Monday, June 19, 2017

A Review of Samurai Girl(Book Series by Carrie Asai)

Titles: Book of the Sword(book 1)
          Book of the Shadow(book 2)
          Book of the Pearl(book 3)
          Book of the Wind(book 4)
          Book of the Flame(book 5)
          Book of the Heart(book 6)

Author: Carrie Asai


     If you ever see a book series in which all of its book were published in less than a year, do your time one big favor: don' it. That's exactly how I feel about Carrie Asai's Samurai Girl. The only way in which I benefited from reading it was an opportunity to write this book review. Below is my opinion of the series:


     I must admit that the plot had good potential. It is about a sheltered, Japanese rich girl named Heaven Kogo who was adopted at six months old after becoming the only survivor of a plane crash. The story starts when Heaven is at her wedding ceremony(it's an arranged marriage) and a ninja attacks her. Her brother, Ohiko, fights the ninja and dies trying to protect her. Heaven runs away and finds Hiro, one of Ohiko's friends, and asks him for help. She spends the entire series trying to find out who killed her brother as well as why she is being hunted.

My review:

     I thought the story was interesting and that is what kept me reading until the end. Unfortunately, the series' potential is ruined by the author(s) own doing. The first way it is ruined is the fact that book 6 is the last book in the series. The series needs at least one more book to complete the story. Yes, it is true that many books have cliffhangers, but when cliffhangers are so big that they equate to an incomplete plot, it ruins the story. That's how me and many other reviewers online felt about Samurai Girl. I considered watching the mini series for it, but I changed my mind after reading a blog post from The blog post writer makes it clear that the TV version is apparently worse than the books were.

     The plot holes are my biggest problem, but the second one is poorly developed characters. If the characters were at least better, perhaps the reader would consider forgiving the author(s) for their corny ending. I must say though that when writers rush, stuff like this happens. There are several reason why I think the characters turned out to be flat. The first is the fact that the each book revolves around Heaven a little too much. The people who help Heaven do not seem to have any personal ambitions or motives outside of what relates to Heaven. As a result, they seem to be there only to be Heaven's helpers. Now, of course, considering that Heaven is the main character, most of the book is going to naturally revolve around her thoughts.

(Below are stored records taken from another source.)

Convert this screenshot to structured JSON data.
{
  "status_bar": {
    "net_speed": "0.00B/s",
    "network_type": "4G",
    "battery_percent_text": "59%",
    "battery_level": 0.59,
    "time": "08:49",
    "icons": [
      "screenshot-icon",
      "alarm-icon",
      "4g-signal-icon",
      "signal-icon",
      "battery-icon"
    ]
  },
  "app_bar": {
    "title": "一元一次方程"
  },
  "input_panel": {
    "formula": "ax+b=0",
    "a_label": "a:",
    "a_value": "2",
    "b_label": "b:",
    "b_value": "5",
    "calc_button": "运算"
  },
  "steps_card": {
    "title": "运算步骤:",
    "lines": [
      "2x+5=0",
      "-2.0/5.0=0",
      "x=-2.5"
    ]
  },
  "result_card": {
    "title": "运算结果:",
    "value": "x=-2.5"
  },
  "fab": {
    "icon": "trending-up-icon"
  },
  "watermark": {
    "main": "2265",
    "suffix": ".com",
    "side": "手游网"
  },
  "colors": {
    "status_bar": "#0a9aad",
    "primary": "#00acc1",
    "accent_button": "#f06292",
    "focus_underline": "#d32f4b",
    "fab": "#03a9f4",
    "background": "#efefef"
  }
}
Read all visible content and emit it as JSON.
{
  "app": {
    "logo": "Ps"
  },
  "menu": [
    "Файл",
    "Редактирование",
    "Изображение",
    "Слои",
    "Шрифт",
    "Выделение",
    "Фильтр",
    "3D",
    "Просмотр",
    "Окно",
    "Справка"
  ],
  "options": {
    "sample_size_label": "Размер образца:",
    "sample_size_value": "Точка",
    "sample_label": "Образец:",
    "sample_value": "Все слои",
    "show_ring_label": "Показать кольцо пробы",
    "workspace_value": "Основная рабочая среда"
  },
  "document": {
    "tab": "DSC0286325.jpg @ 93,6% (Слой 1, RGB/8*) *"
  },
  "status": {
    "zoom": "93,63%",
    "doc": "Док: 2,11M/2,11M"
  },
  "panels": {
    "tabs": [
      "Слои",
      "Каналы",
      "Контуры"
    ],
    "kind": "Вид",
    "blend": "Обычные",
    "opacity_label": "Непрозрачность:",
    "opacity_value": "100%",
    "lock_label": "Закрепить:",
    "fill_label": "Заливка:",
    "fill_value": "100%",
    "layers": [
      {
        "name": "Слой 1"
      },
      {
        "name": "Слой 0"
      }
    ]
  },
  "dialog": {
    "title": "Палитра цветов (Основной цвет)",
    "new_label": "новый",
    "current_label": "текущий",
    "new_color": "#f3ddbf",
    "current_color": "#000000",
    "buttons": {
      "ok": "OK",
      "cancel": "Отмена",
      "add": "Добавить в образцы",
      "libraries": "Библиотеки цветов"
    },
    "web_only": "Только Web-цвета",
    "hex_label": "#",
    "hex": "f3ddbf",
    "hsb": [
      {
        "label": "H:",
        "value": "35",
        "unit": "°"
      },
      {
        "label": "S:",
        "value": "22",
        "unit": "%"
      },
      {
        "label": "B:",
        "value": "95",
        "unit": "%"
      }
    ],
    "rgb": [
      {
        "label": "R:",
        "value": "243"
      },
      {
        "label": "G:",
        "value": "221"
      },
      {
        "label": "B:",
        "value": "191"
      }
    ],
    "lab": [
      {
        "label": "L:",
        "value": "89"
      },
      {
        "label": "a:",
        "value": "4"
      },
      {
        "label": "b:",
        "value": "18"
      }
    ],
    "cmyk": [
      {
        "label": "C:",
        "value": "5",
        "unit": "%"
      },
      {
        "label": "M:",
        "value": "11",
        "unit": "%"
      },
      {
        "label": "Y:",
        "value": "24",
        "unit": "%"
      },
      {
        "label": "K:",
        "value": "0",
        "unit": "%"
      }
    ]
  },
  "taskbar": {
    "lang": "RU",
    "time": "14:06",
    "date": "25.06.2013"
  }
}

Yet, in order  for readers to get the best enjoyment out of a book, side characters must have goals, needs, wants, desires, and weaknesses just like the main character. They can't be just convenient throw ins.

     Heaven is also what many authors would call a Mary Sue. Everything just falls her way no matter what even if the situation doesn't call for it. She also is also miraculously good at everything. How is her fighting better than all the thugs who chase after her? It just doesn't make sense. And it appears that every reviewer on Amazon thinks the same. What do you think? Leave a comment below.


  1. Ugh! Plot holes are the worst! I think it's always a sign of a GOOD author when they can hold all the plot strands together and weave them into something holes in the tapestry, big or small. Thanks for the insightful review!

    1. I read that Carrie Asai is not a real person. It's just a pen name for a known writer and/or set of writers. I think this series was something the publishing company put together just to get something out there quick. I'm sure there's other books out there for people who like fictions based on Japanese cultures.

  2. I think I would be stamping my little foot and swearing a blue streak if I had invested in 6 books and reached an ending like that...